She’s a handful.
The venomous interactions and destructive greed behind ornate walls, the blood sewn into the glamorous garments, a name ascending to the heavens before it disintegrates into the sun at the hands of its own gold-coated hubris. Avarice fuels avarice, humble beginnings aspiring to the apex of seductive abundance. The undeniable aesthetic appeal of it all, sunglasses shimmering in the warm Tuscan sun, smooth silk glistening, fine leather and soft wool adorning a seemingly unstoppable dynasty of people as cutthroat as they are suave. As the family begins to crumble, falling apart at the seams to sharp arrogance and unending betrayal, so does the film portraying it all, a disjointed and tonally dissonant mess unable to place any cogent criticism or infuse any necessary commentary into its stylish and extravagant exploration of the Gucci family.
Opening to Lady Gaga’s Patrizia Reggiani narrating a listless statement about the curse of the Gucci name as we watch Adam Driver’s Maurizio Gucci finish his morning coffee and bike down the street back home, Ridley Scott’s House of Gucci begins with a seemingly straight-laced and serious tone, placing a heavy cloud of anticipation above everything we’re about to witness. The blissful yet knowingly dark inflection of the opening scene is immediately upended by our formal introduction to Patrizia, soaked in dialogue and style so stilted it could only be an intentional attempt at camp, and for fans of Scott’s predilection to completely go against the grain and do whatever he wants to do, it’s easy to jump on board. The first act is so over the top and absurd in its presentation that it begins to feel almost like self-parody, but if you can reach its wavelength, there’s fun to be had.
The first hour is joyful cinematic decadence for those who came to watch Gaga chew on her dialogue and revel in her fashionable role, and it’s packed with all the expected silliness of the bickering one percent trying to decide how to best siphon cash from the pockets of their wealthy customer base. The performances all fit these expectations, the cast are all having a total blast leaning into the absurdity. Jared Leto, completely unrecognizable as the balding Paolo Gucci, delivers an enjoyably unhinged and manic performance as an obnoxiously privileged designer so consumed by his status as a Gucci that he can’t see his own remarkable lack of ability. The wild performances paired with the likes of sex scenes smash cutting to weddings or characters urinating on priceless Gucci artifacts grant a set of particular expectations for the direction of the film, but the film is also completely incapable of following through on what it sets up.

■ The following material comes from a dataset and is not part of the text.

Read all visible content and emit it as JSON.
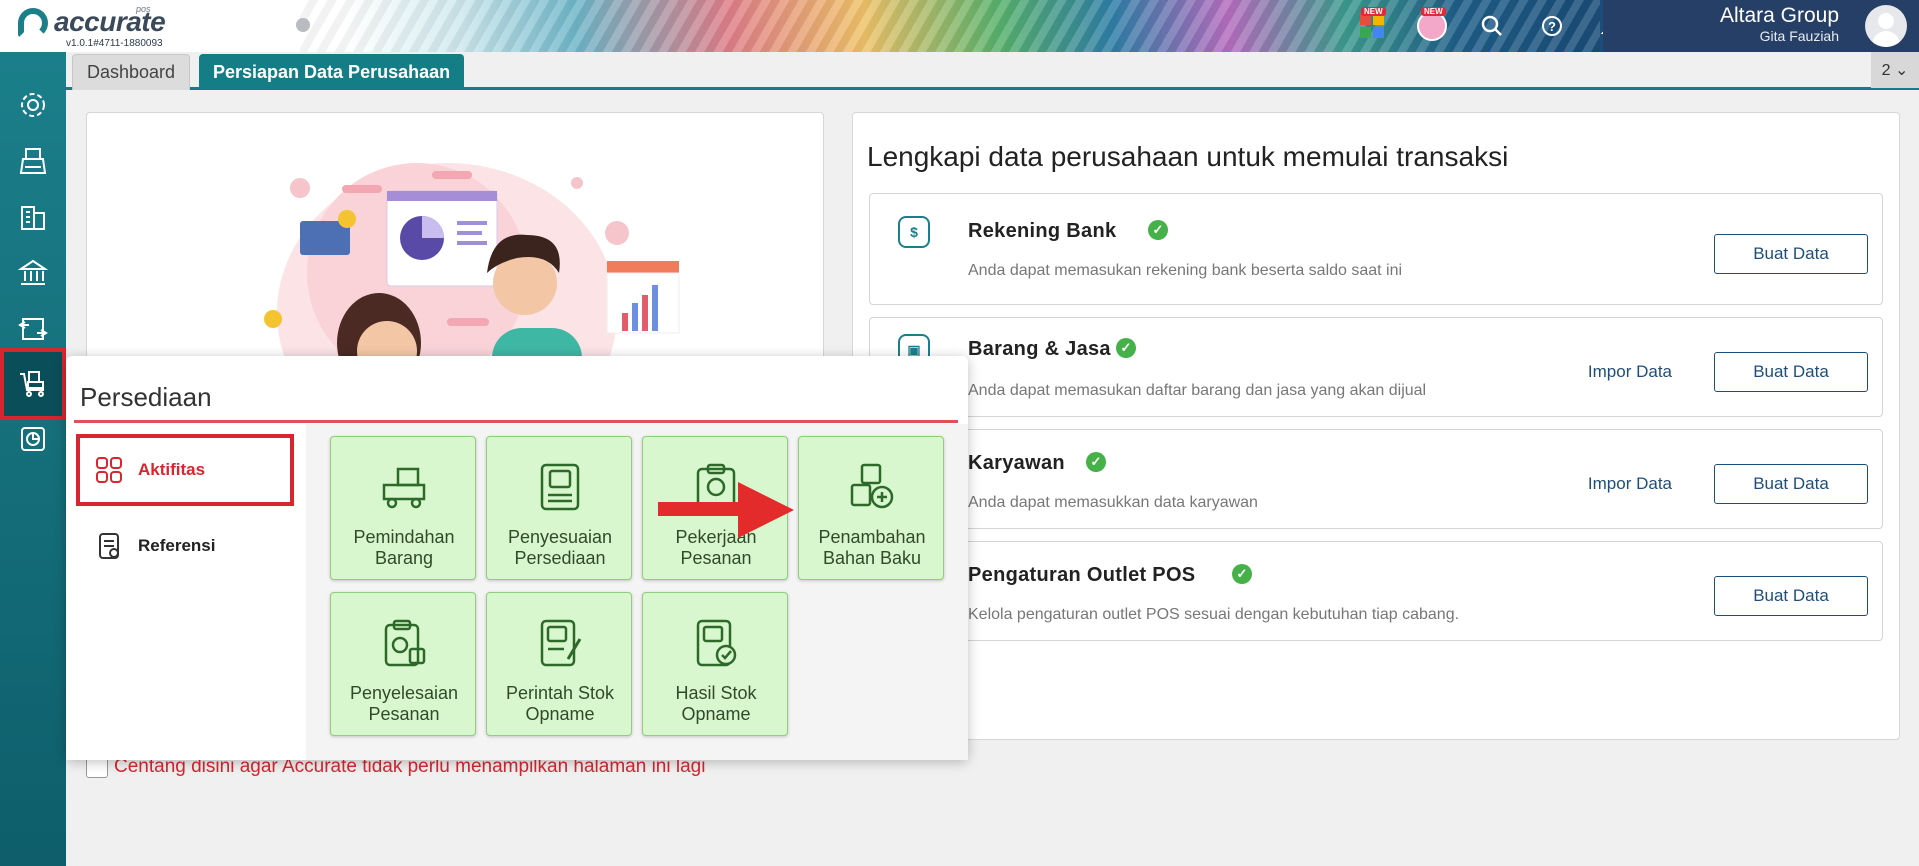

Often the issue with films based on true events is that you’re forced to work within the confines of specificity, unable to move the story in a direction that can match the stylization. Varying levels of success have been found in trying to work within these constraints, resulting in true story cinematic outings that range from truly awful to mesmerizing and brilliant, dependent entirely on how well the framing can maximize the output, but here we’re given a set of expectations that can’t be followed through on at all. The flashy fun and stylized absurdity is undermined by the tragedy of reality, and as the film progresses into its latter half it loses all the momentum it had built up, rushing to earn a catharsis from its finale that it hasn’t paid into at all.
As the tone shifts to serve the serious nature of the subject matter, the fun is lost and the weakness of it all comes crashing down, and the realization slowly dawns that what’s here is completely hollow and meaningless. What’s presented is a collection of terrible people doing terrible things, Patrizia becoming increasingly bitter, a lover scorned, Maurizio turning from meek lawyer to ruthless businessman, and everyone else trapped in the destructive orbit of the Gucci family constantly acting out of greedy self-interest, but the film is not interested in interrogating the meaning behind any of it. There’s a complete lack of emotional payoff to any character arc, and most of them lack any development that could even be construed as an arc at all. There is no indictment of greed or of the wealthy, no investigation into the psyche that drives people to such actions, no wider commentary on the capitalist society that has granted such immeasurable wealth and power to these people.
And so it falls flat and drags on, the overextended runtime limping towards an uninteresting endnote. The second half is riddled with a litany of characters and lightning speed narrative developments, money exchanging hands so fast it’s impossible to tell who has it and why, and the inclusion of unnecessary and offensively bad taste jokes sour any good will the film has earned. It is all the polar opposite of Scott’s recent release The Last Duel, which was sharply incisive, precisely structured and intelligently crafted. House of Gucci has no idea what it is, has nothing to say, and it’s cut to black results in little but a shrug. Weightless and inauthentic but marketing its star power for a profit, just like a knockoff Gucci handbag.